“What if he doesn't get better?” Cadi asked.
“He'll be fine.” Captain Mel said. “He's a fighter. I could see it in his eyes. He'll see this through.”
“Is this a party?” Jake's voice startled Cadi out of her doze.
“You're awake!” Cadi said, grinning.
“Your excitement is scaring me, Derwynn. It's the slightest bit unfamiliar.” Jake said.
Cadi shoved him lightly.
“Hey, I'm injured here. Take it easy.” Jake said, wincing ever so slightly.
“That was your uninjured arm, idiot.” Cadi admonished him.
“Look, I hurt so bad I can't tell the difference. And why are there sticks all over me? I'm not a tree, last I looked.” Jake raised an eyebrow.
“You're ridiculous.” Cadi said. “And the sticks are helping you get better.”
“I think a cup of water would work better,” Jake said, shrugging, then he winced again.
“Would it work just as well if I poured it on your head?” Cadi asked.
“Probably not.” Jake said.
“That's too bad,” Cadi sighed, and handed him a flask of water.
“I'm not noticing that.” Jake said, frowning.
“That's because you're you.” Cadi leaned back in her chair.
“Yes. Annoying. Now shut up, or you might wake the captain.” Cadi said, glancing at Captain Mel.
“You're the one shoving people.”
“And you're the one talking.” Cadi said.
“Since you seem to be the one to ask, when can I get up?” Jake asked.
“Not until the next port,” Cadi said, shrugging. “Even longer if you wake the captain.”
Jake winced. “And who do I spend that time with? You?”
“You'll find I'm slightly tolerable.” Cadi answered.
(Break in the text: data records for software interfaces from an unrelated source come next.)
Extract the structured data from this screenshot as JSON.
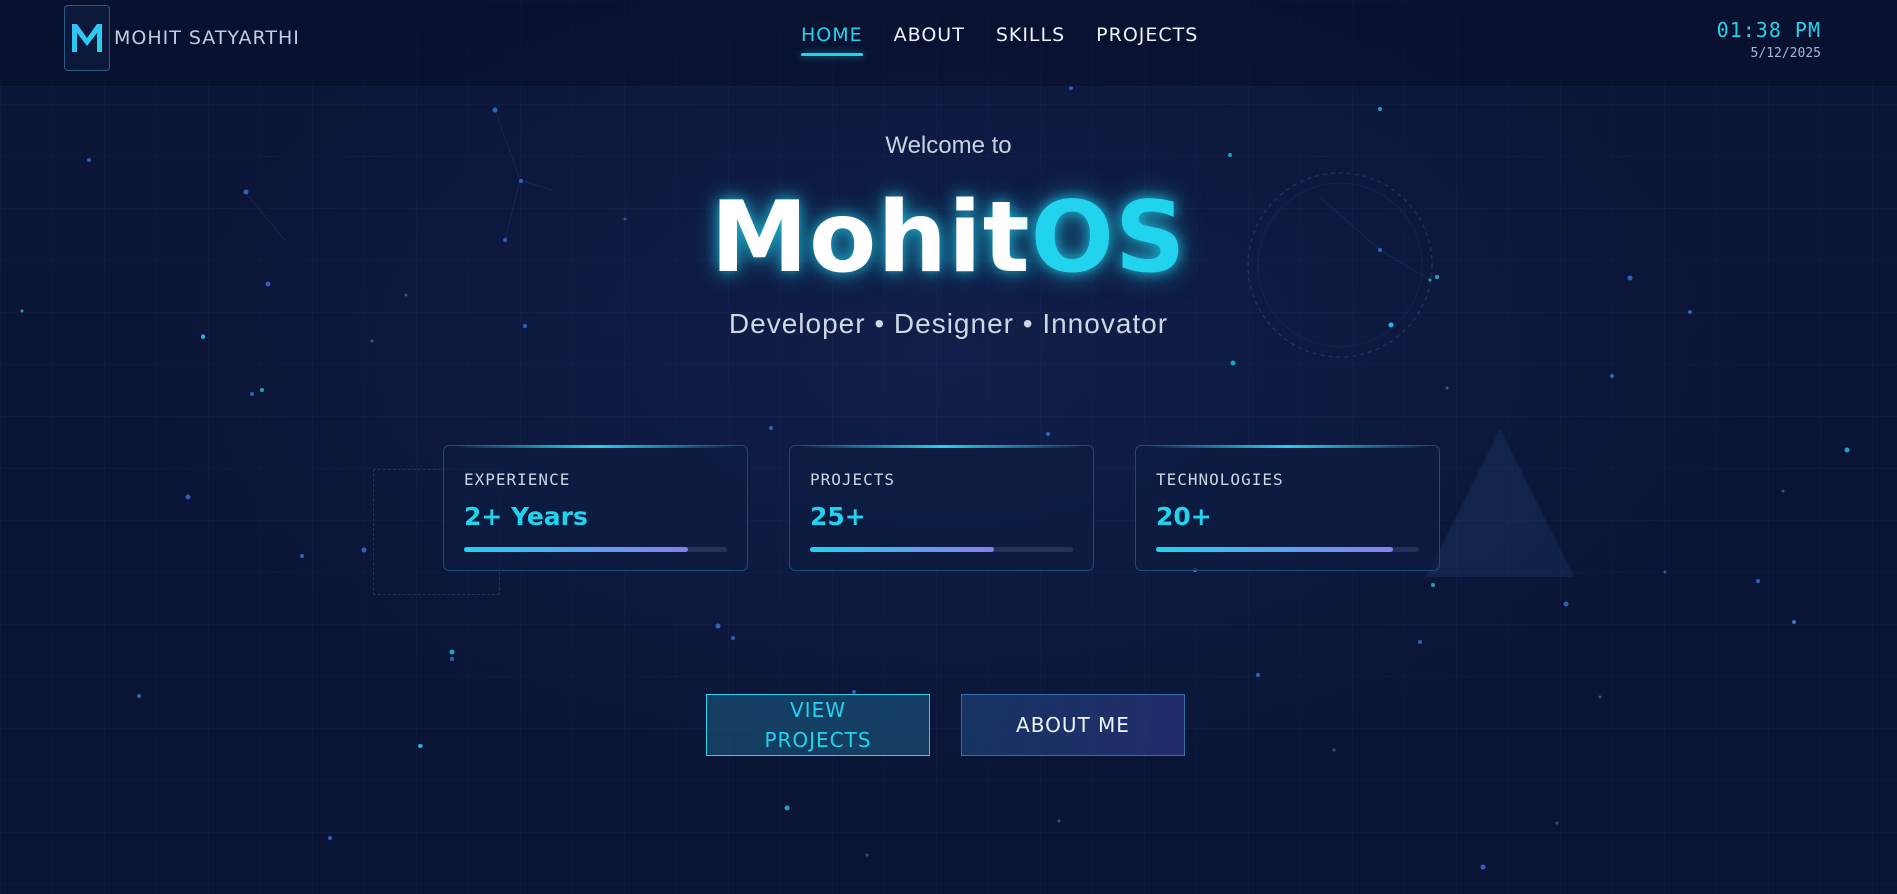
{
  "brand": {
    "logo_letter": "M",
    "name": "MOHIT SATYARTHI"
  },
  "nav": {
    "items": [
      {
        "label": "HOME",
        "active": true
      },
      {
        "label": "ABOUT",
        "active": false
      },
      {
        "label": "SKILLS",
        "active": false
      },
      {
        "label": "PROJECTS",
        "active": false
      }
    ]
  },
  "clock": {
    "time": "01:38 PM",
    "date": "5/12/2025"
  },
  "hero": {
    "welcome": "Welcome to",
    "title_part1": "Mohit",
    "title_part2": "OS",
    "tagline": "Developer • Designer • Innovator"
  },
  "stats": [
    {
      "label": "EXPERIENCE",
      "value": "2+ Years",
      "progress": 0.85
    },
    {
      "label": "PROJECTS",
      "value": "25+",
      "progress": 0.7
    },
    {
      "label": "TECHNOLOGIES",
      "value": "20+",
      "progress": 0.9
    }
  ],
  "buttons": {
    "view_projects": "VIEW PROJECTS",
    "about_me": "ABOUT ME"
  },
  "colors": {
    "accent": "#22d3ee",
    "background": "#0a1433",
    "progress_end": "#8b7cf0"
  }
}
“Well, yeah, you were, but you're not paying me anymore.” Jake ran a hand through his hair.
“Too bad. You can deal with it. You might even get used to it.” Cadi smiled.
“That'll be the day,” Jake answered.
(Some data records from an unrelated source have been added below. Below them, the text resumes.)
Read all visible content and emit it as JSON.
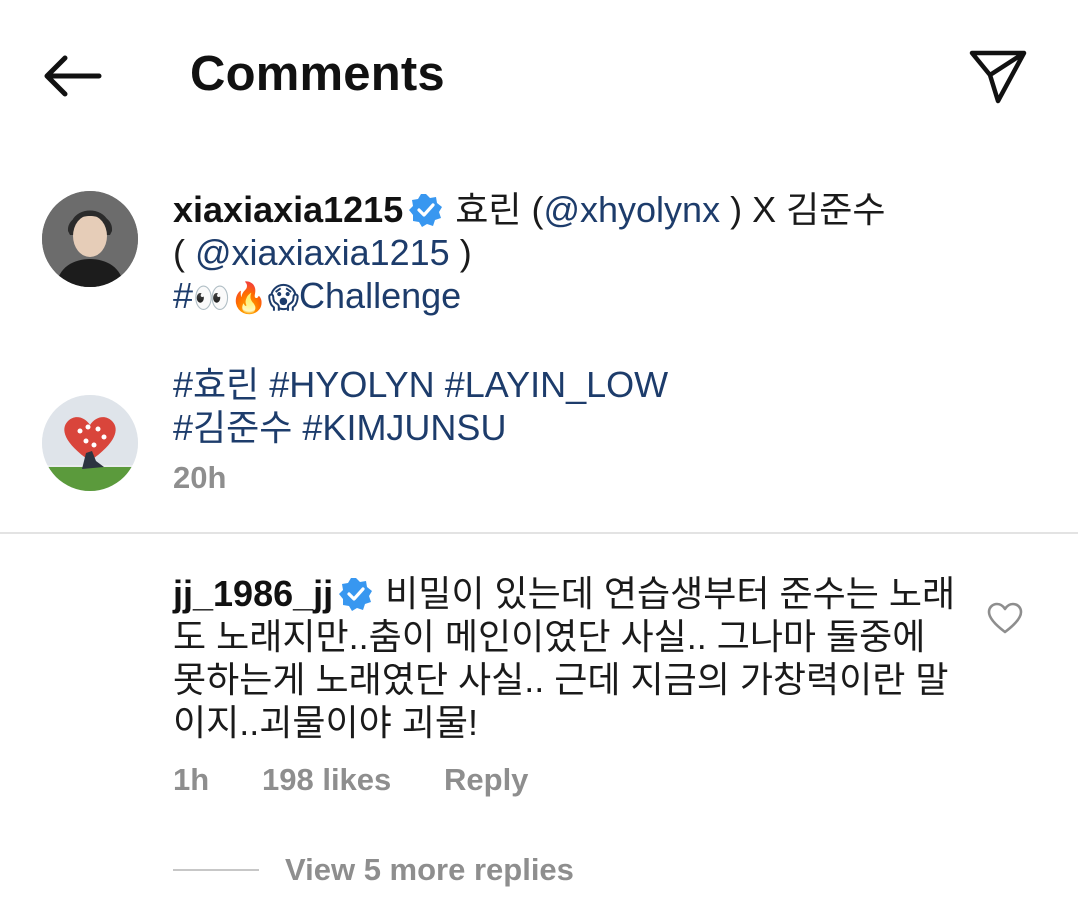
{
  "header": {
    "title": "Comments",
    "back_icon": "arrow-left-icon",
    "send_icon": "paper-plane-icon"
  },
  "caption": {
    "username": "xiaxiaxia1215",
    "text_part1": " 효린 (",
    "mention1": "@xhyolynx",
    "text_part2": " ) X 김준수",
    "text_part3": "( ",
    "mention2": "@xiaxiaxia1215",
    "text_part4": " )",
    "hashtag_prefix": "#",
    "emoji_eyes": "👀",
    "emoji_fire": "🔥",
    "emoji_scream": "😱",
    "challenge": "Challenge",
    "hashtags_line1": [
      "#효린",
      "#HYOLYN",
      "#LAYIN_LOW"
    ],
    "hashtags_line2": [
      "#김준수",
      "#KIMJUNSU"
    ],
    "time": "20h"
  },
  "comment": {
    "username": "jj_1986_jj",
    "text": " 비밀이 있는데 연습생부터  준수는 노래도 노래지만..춤이 메인이였단 사실.. 그나마 둘중에 못하는게 노래였단 사실.. 근데 지금의 가창력이란 말이지..괴물이야 괴물!",
    "time": "1h",
    "likes": "198 likes",
    "reply_label": "Reply",
    "view_replies": "View 5 more replies"
  },
  "colors": {
    "link": "#1d3c6b",
    "meta": "#8e8e8e",
    "verified": "#3897f0",
    "divider": "#e3e3e3"
  }
}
Cadi rolled her eyes. “Just shut up.”
********They were surrounded by luscious green foliage. The sun was high in the sky, and the sky was a beautiful bright blue.“Do you even know where we are?” Gwendolyn asked, looking around.
“Sure.” Drake answered, wiping sweat off his forehead.
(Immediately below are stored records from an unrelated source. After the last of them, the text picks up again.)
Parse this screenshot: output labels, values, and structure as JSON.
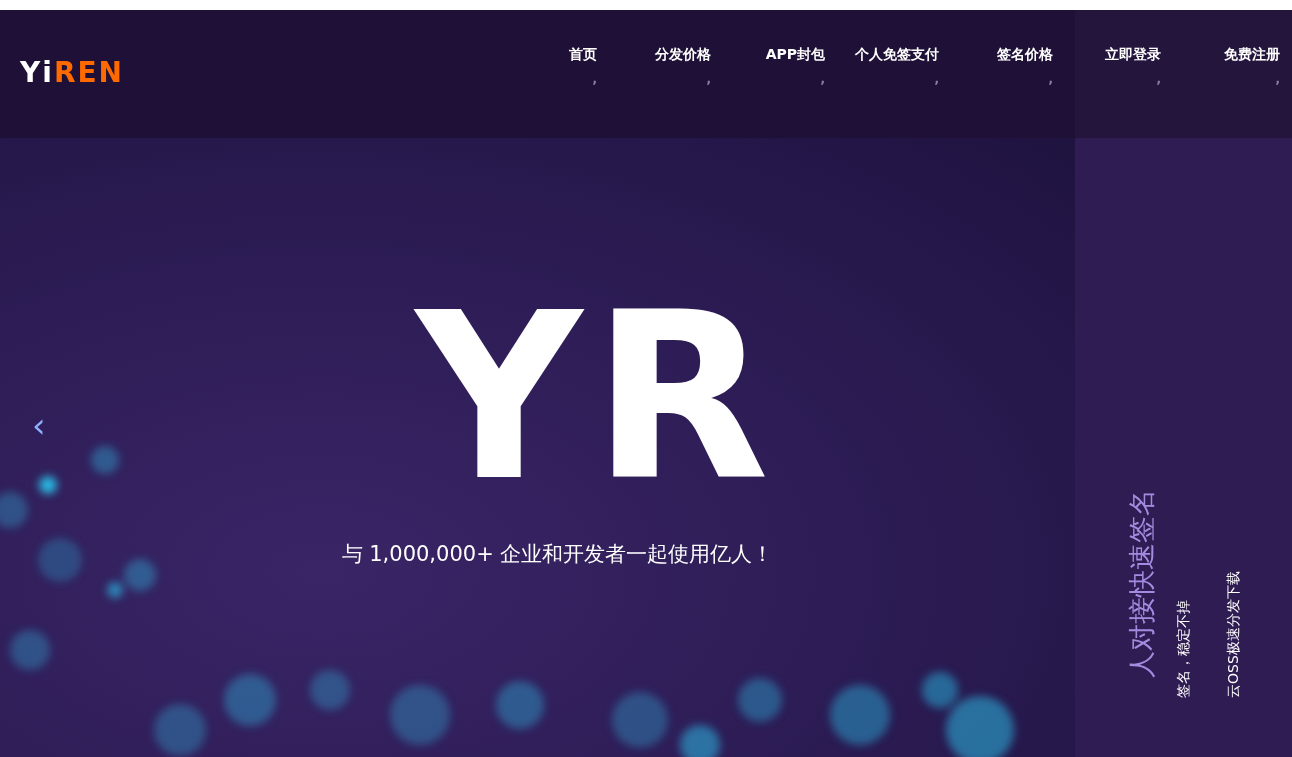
{
  "header": {
    "logo": {
      "light": "Yi",
      "accent": "REN"
    },
    "nav": [
      {
        "label": "首页",
        "mark": ","
      },
      {
        "label": "分发价格",
        "mark": ","
      },
      {
        "label": "APP封包",
        "mark": ","
      },
      {
        "label": "个人免签支付",
        "mark": ","
      },
      {
        "label": "签名价格",
        "mark": ","
      },
      {
        "label": "立即登录",
        "mark": ","
      },
      {
        "label": "免费注册",
        "mark": ","
      }
    ]
  },
  "hero": {
    "prev": "‹",
    "title": "YR",
    "subtitle": "与 1,000,000+ 企业和开发者一起使用亿人！"
  },
  "side_panel": {
    "headline": "人对接快速签名",
    "lines": [
      "签名，稳定不掉",
      "云OSS极速分发下载"
    ]
  }
}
“We're lost, aren't we?” Gwendolyn said, putting her hands on her hips.
Drake shook his head. “No, we aren't.”
“I think we are.” Gwendolyn sighed.
“You think a lot.” Drake frowned. “It's very distracting.
“I'm a sentient person.” Gwendolyn rolled her eyes.
“Shocking, Gwen. I thought you were a monkey.” Drake said.
“Is that your way of telling me to be quiet?”
“Yes, actually.” Drake said. “I am trying to concentrate.”
“Ah, so we are lost.” Gwendolyn said, with satisfaction.
“Yes we are. Now will you shut up?”
******It was a long week to the next port. And to top that off, once they arrived, Captain Mel informed Cadi that the damage was worse than they had originally thought, and that they would be delayed in port for several days.
Cadi got a room at a local inn for her and another room for Jake, then they got some food and went to eat it at a nice spot near the docks.
“I deserve an award, you know,” Jake said, making Cadi choke on her food.
“What for?” she asked.
“I lived in a bed for a whole week, only allowed to see you and the captain. It was quite a feat.” Jake took a bite of his stew.
“I rather think it's us who deserve that award. We put up with you.” Cadi answered, running a hand through her hair.
“There are thousands of girls who would have killed to be in your place.” Jake said astutely.
“What, to have a chance to slap you?” Cadi asked, raising her eyebrow.
“I think they would have other things on their minds.” Jake said, slurping.
Cadi rolled her eyes. “Yeah right.”
“It's true.” Jake smiled.
Cadi smacked his stomach.
“Ow. Broken ribs, remember?” Jake winced.
“Oh, sorry.” Cadi frowned. “Are you okay?”
“Oh, look,” Jake said, “you care.
********Joseph was not having a good day. He'd run into a few of the Baron's goons in the forest, and now Gwen and Drake were showing up on his doorstep.
“What do you want?” he asked them.
“Help,” Drake said. “We need you to help us find someone.”
“Who?” Joseph asked gruffly.
“Cadilyn Derwynn.” Drake said.
“No.” Joseph said. He knew that girl. She was trouble.
Drake opened his mouth to say something, but then Joseph slammed his door.